SOURCE: Bloomberg News
MORE HEREDaimler to Close Sterling Trucks Unit, Cut 3,500 Jobs
By Chris Reiter and Andreas Cremer
Oct. 14 (Bloomberg) -- Daimler AG, the world's largest maker of heavy vehicles, will close its Sterling Trucks division in North America and cut 3,500 jobs as it reins in production and shifts manufacturing to Mexico.
The reorganization involves the closure of plants in the U.S. and Canada at a cost of $600 million and is aimed at saving $900 million a year by 2011, Daimler said in a statement today. The Stuttgart, Germany-based company will retain the Freightliner and Western Star brands in the region.

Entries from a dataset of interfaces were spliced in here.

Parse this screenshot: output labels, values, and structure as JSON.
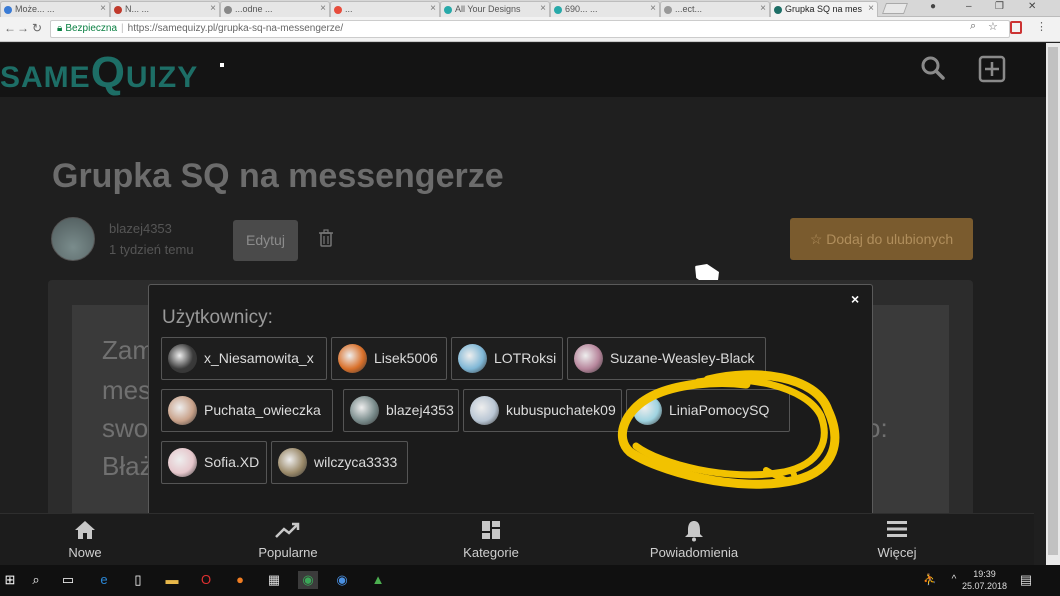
{
  "browser": {
    "tabs": [
      {
        "label": "Może... ..."
      },
      {
        "label": "N... ..."
      },
      {
        "label": "...odne ..."
      },
      {
        "label": "..."
      },
      {
        "label": "All Your Designs"
      },
      {
        "label": "690... ..."
      },
      {
        "label": "...ect..."
      },
      {
        "label": "Grupka SQ na mes"
      }
    ],
    "url_secure_label": "Bezpieczna",
    "url": "https://samequizy.pl/grupka-sq-na-messengerze/"
  },
  "site": {
    "logo_small": "SAME",
    "logo_big": "Q",
    "logo_rest": "UIZY",
    "search_icon": "search-icon",
    "add_icon": "plus-square-icon"
  },
  "post": {
    "title": "Grupka SQ na messengerze",
    "author": "blazej4353",
    "date": "1 tydzień temu",
    "edit_label": "Edytuj",
    "favorite_label": "Dodaj do ulubionych",
    "bg_text_lines": [
      "Zam",
      "mes",
      "swo",
      "Błaż"
    ],
    "bg_text_right": "o:"
  },
  "modal": {
    "title": "Użytkownicy:",
    "close_label": "×",
    "users": [
      {
        "name": "x_Niesamowita_x",
        "color": "#3a3a3a"
      },
      {
        "name": "Lisek5006",
        "color": "#d9702a"
      },
      {
        "name": "LOTRoksi",
        "color": "#7fb7d6"
      },
      {
        "name": "Suzane-Weasley-Black",
        "color": "#b7869c"
      },
      {
        "name": "Puchata_owieczka",
        "color": "#c9a28a"
      },
      {
        "name": "blazej4353",
        "color": "#7a8c8c"
      },
      {
        "name": "kubuspuchatek09",
        "color": "#b9c6d4"
      },
      {
        "name": "LiniaPomocySQ",
        "color": "#9fd3e0"
      },
      {
        "name": "Sofia.XD",
        "color": "#e6c7cc"
      },
      {
        "name": "wilczyca3333",
        "color": "#9b8a6a"
      }
    ]
  },
  "bottom_nav": [
    {
      "label": "Nowe",
      "icon": "home-icon"
    },
    {
      "label": "Popularne",
      "icon": "trending-icon"
    },
    {
      "label": "Kategorie",
      "icon": "grid-icon"
    },
    {
      "label": "Powiadomienia",
      "icon": "bell-icon"
    },
    {
      "label": "Więcej",
      "icon": "menu-icon"
    }
  ],
  "taskbar": {
    "time": "19:39",
    "date": "25.07.2018"
  },
  "colors": {
    "highlight": "#f2c200",
    "logo": "#1d6e66",
    "favorite": "#7a5b2e"
  }
}
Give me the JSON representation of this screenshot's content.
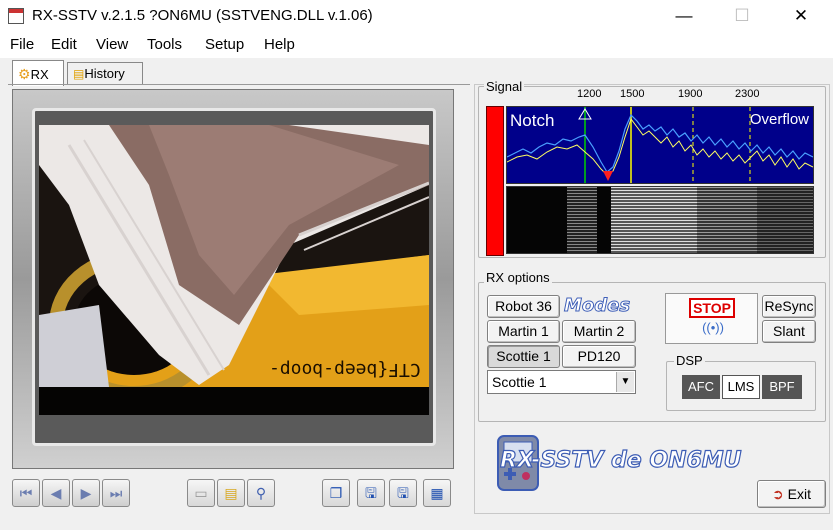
{
  "window": {
    "title": "RX-SSTV v.2.1.5 ?ON6MU (SSTVENG.DLL v.1.06)"
  },
  "menu": [
    "File",
    "Edit",
    "View",
    "Tools",
    "Setup",
    "Help"
  ],
  "tabs": [
    {
      "label": "RX",
      "active": true
    },
    {
      "label": "History",
      "active": false
    }
  ],
  "image": {
    "overlay_text": "CTF{beep-boop-"
  },
  "signal": {
    "label": "Signal",
    "freq_ticks": [
      "1200",
      "1500",
      "1900",
      "2300"
    ],
    "notch_label": "Notch",
    "overflow_label": "Overflow"
  },
  "rx_options": {
    "label": "RX options",
    "modes_logo": "Modes",
    "mode_buttons": [
      "Robot 36",
      "Martin 1",
      "Martin 2",
      "Scottie 1",
      "PD120"
    ],
    "selected_mode": "Scottie 1",
    "stop_label": "STOP",
    "resync_label": "ReSync",
    "slant_label": "Slant",
    "dsp": {
      "label": "DSP",
      "afc": "AFC",
      "lms": "LMS",
      "bpf": "BPF"
    }
  },
  "logo_text": "RX-SSTV de ON6MU",
  "exit_label": "Exit",
  "colors": {
    "spectrum_bg": "#00008a",
    "level_bar": "#ff0000",
    "stop": "#dd0000",
    "logo_outline": "#3c5cb4"
  }
}
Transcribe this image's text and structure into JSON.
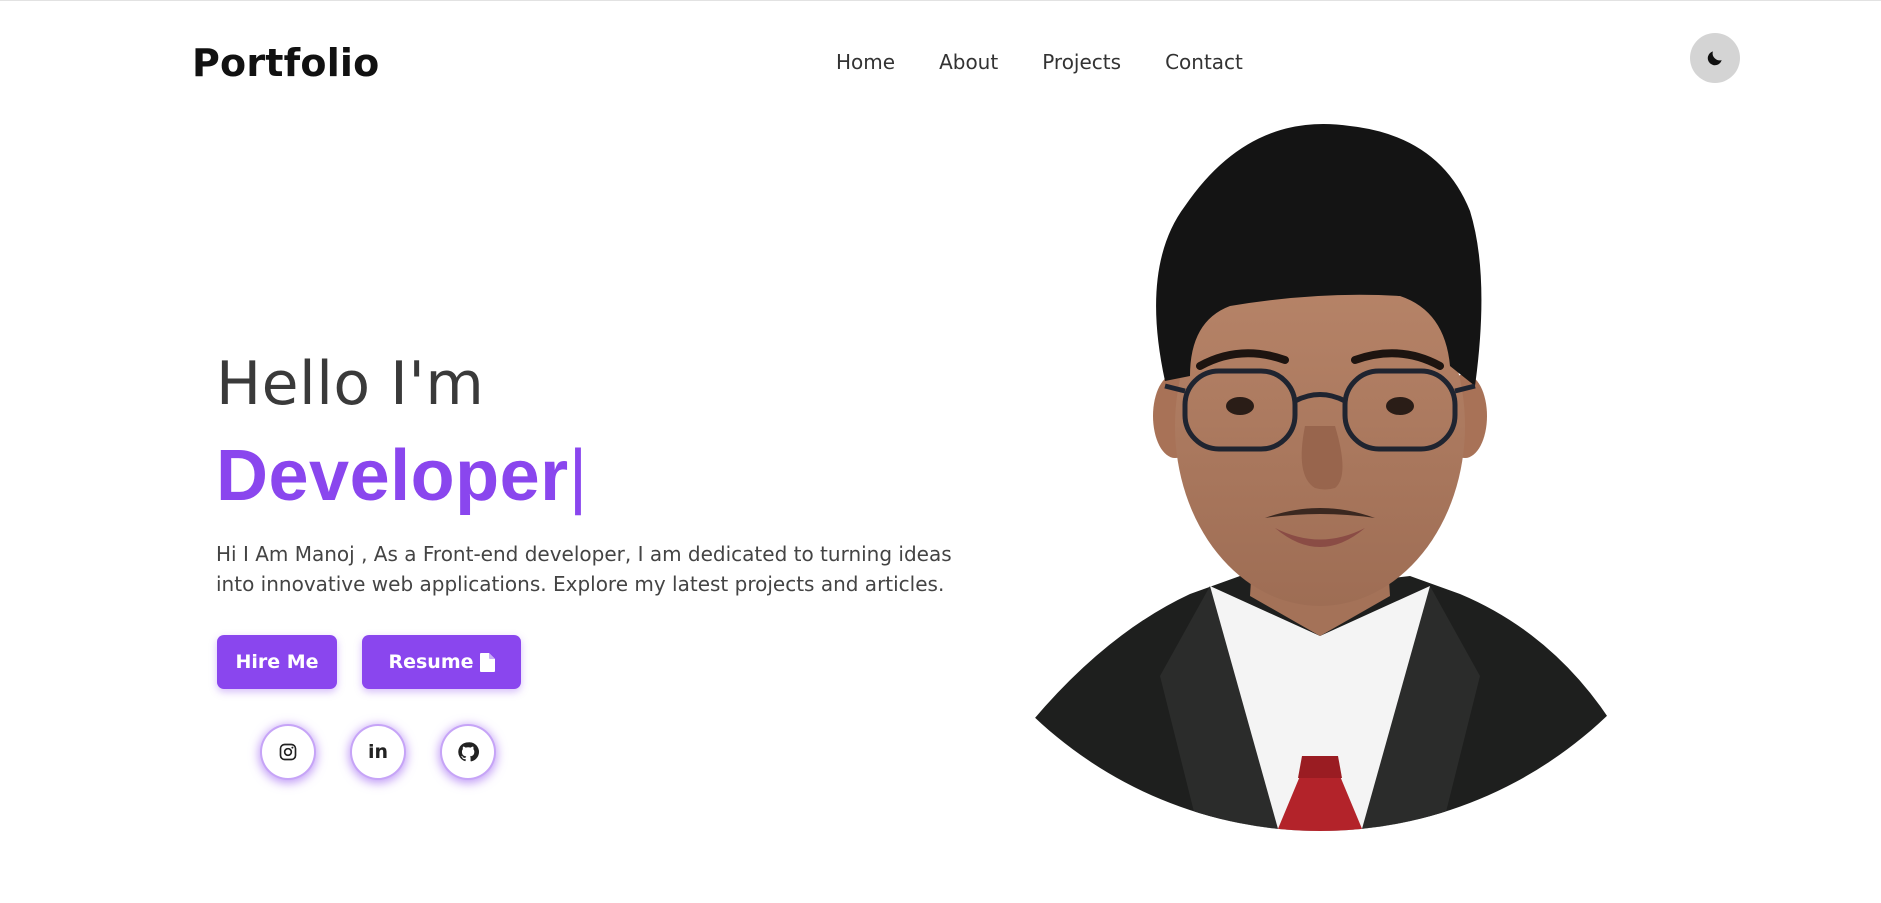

Daimler and competitors Volvo AB and Paccar Inc. have seen truck sales dive as growth slows and credit markets seize up. The German company, whose U.S. deliveries fell 30 percent in the first half, will shut Sterling's St. Thomas, Ontario, factory in March and one in Portland, Oregon, in 2010, when labor deals expire. A new Freightliner plant in Mexico will open as planned.
"This is an indication of how bad things are,'' said Michael Tyndall, an analyst at Nomura Securities in London with a "buy'' recommendation on Daimler stock. "It's positive for the long term, but everyone's focused on the short term.''
Daimler rose 2 euros, or 7.6 percent, to 28.20 euros in Frankfurt trading. That pares the stock's decline this year to 58 percent, valuing the company at 27.2 billion euros ($37.1 billion).
Brand Missed Targets
The Sterling brand, a maker of medium-sized models which accounts for 15 percent of Daimler's U.S. truck output, "never met expectations,'' company spokesman Heinz Gottwick said today. The unit was set up in 1998 from truck operations that Daimler bought a year earlier from Ford Motor Co.
With orders remaining on a "downward trend'' and only a "moderate rebound'' foreseen in the U.S. economy in 2009, about 88,000 trucks have been "sidelined'' in North America as companies go bankrupt or are taken over, Chris Patterson, head of the trucks division in the region, said on a conference call.
"We're not happy with the achieved return this year'' at Daimler's North American truck business, Patterson said.
Conversely, with costs at European plants running at lower levels, Daimler is "better prepared'' to cope with a shrinking market there, Andreas Renschler, head of Daimler's global truck operations, said on the call. The company is closing its "highest-cost'' plants as it can't wait for possible government bailouts to maintain profit, and expects the remaining brands to pick up customers from Sterling.
"They're streamlining the business, adjusting capacity in line with the market,'' said Arndt Ellinghorst, a London-based analyst at Credit Suisse with an "outperform'' recommendation on Daimler, who added that "there were always doubts'' about what Sterling stood for. "We're going to see more of this.''
The plant closures will cost 2,300 manufacturing jobs, while an additional 1,200 administrative positions will be cut in connection with the reorganization, Daimler said. Costs will amount to $350 million in the fourth quarter, mainly for severance pay and dealer compensation, plus $150 million next year and $100 million spread over 2010 and 2011.
Production of Western Star trucks will be transferred to a plant in Santiago, Mexico. Freightliner is sticking to plans to start making its Cascadia model at a new factory in Saltillo, Mexico, in February and will shift military-vehicle manufacture to plants in North or South Carolina, Daimler said. The North American truck division's headquarters will remain in Portland.